The moping owl does to the moon complain
Of such, as wand’ring near her secret bow’r,
Molest her ancient solitary reign.
Beneath those rugged elms, that yew-tree’s shade,
Where heaves the turf in many a mould’ring heap,
Each in his narrow cell for ever laid,
The rude forefathers of the hamlet sleep……
Perhaps in this neglected spot is laid
Some heart once pregnant with celestial fire;
Hands, that the rod of empire might have sway’d,
Or wak’d to ecstasy the living lyre.
But Knowledge to their eyes her ample page
Rich with the spoils of time did ne’er unroll;
Chill Penury repress’d their noble rage,
And froze the genial current of the soul.
Full many a gem of purest ray serene,
The dark unfathom’d caves of ocean bear:
Full many a flow’r is born to blush unseen,
And waste its sweetness on the desert air.
Some village-Hampden, that with dauntless breast
The little tyrant of his fields withstood;
Some mute inglorious Milton here may rest,
Some Cromwell guiltless of his country’s blood….
Far from the madding crowd’s ignoble strife,
Their sober wishes never learn’d to stray;
Along the cool sequester’d vale of life
They kept the noiseless tenor of their way.
The last few verses of the main poem are an introduction to an epitaph, which Gray imagines suitable for himself, given his melancholy predilections.

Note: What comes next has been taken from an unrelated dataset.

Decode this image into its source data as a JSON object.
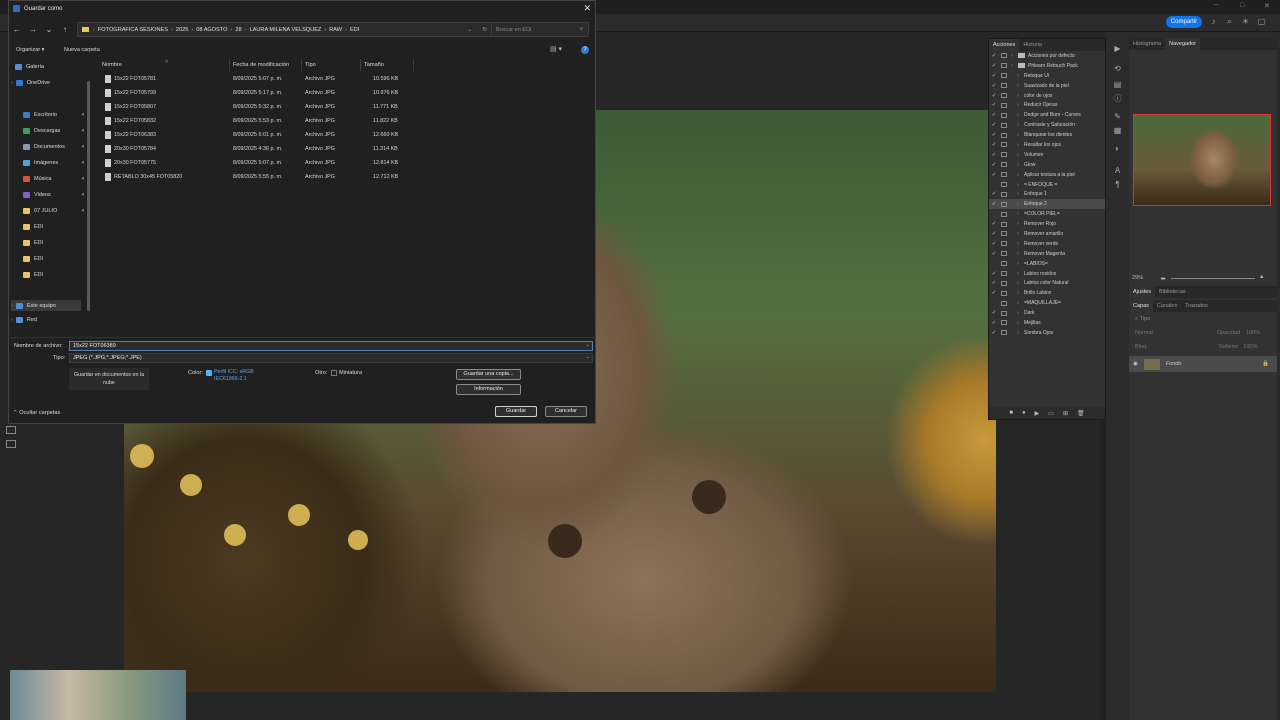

The background to the epitaph is as interesting as the epitaph itself –
Haply some hoary-headed swain may say,
“Oft have we seen him at the peep of dawn
Brushing with hasty steps the dews away
To meet the sun upon the upland lawn.
“There at the foot of yonder nodding beech
That wreathes its old fantastic roots so high,
His listless length at noontide would he stretch,
And pore upon the brook that babbles by.
“Hard by yon wood, now smiling as in scorn,
Mutt’ring his wayward fancies he would rove,
Now drooping, woeful wan, like one forlorn,
Or craz’d with care, or cross’d in hopeless love.
“One morn I miss’d him on the custom’d hill,
Along the heath and near his fav’rite tree;
Another came; nor yet beside the rill,
Nor up the lawn, nor at the wood was he;
“The next with dirges due in sad array
Slow thro’ the church-way path we saw him borne.
Approach and read (for thou canst read) the lay,
Grav’d on the stone beneath yon aged thorn.”
Here rests his head upon the lap of Earth
A youth to Fortune and to Fame unknown.
Fair Science frown’d not on his humble birth,
And Melancholy mark’d him for her own.
Large was his bounty, and his soul sincere,
Heav’n did a recompense as largely send:
He gave to Mis’ry all he had, a tear,
He gain’d from Heav’n (’twas all he wish’d) a friend.
No farther seek his merits to disclose,
Or draw his frailties from their dread abode,
(There they alike in trembling hope repose)
The bosom of his Father and his God.